*** AVAILABLE RECORDS Section Begins ***

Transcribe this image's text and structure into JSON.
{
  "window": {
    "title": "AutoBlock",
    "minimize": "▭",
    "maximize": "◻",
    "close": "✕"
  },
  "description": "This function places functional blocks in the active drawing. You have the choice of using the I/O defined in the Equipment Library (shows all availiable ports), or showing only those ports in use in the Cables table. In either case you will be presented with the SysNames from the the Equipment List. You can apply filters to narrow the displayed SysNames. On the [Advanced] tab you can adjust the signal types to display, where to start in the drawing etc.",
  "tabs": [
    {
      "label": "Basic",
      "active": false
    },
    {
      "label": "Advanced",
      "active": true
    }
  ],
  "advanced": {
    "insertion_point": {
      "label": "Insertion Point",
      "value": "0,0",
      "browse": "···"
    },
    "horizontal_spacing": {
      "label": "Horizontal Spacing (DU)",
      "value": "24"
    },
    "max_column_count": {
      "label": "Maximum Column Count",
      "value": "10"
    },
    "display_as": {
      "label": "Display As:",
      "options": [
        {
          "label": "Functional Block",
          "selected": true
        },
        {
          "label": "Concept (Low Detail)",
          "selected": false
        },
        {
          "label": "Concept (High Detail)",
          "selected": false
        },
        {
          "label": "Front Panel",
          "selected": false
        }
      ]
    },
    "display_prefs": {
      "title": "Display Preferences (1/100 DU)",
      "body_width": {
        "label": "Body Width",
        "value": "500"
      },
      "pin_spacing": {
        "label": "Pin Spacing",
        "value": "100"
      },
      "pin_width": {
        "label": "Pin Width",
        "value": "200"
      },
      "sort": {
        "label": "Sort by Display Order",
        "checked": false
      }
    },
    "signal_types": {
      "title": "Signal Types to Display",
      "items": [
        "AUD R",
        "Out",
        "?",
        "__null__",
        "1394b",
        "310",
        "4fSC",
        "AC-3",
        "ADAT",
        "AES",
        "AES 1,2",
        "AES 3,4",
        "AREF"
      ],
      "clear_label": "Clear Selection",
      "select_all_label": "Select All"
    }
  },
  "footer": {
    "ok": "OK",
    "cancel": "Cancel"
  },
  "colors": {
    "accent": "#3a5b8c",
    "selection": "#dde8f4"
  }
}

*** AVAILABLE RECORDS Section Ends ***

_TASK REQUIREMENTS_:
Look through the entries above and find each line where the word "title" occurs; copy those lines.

_SOLUTION_:
    "title": "AutoBlock",
      "title": "Display Preferences (1/100 DU)",
      "title": "Signal Types to Display",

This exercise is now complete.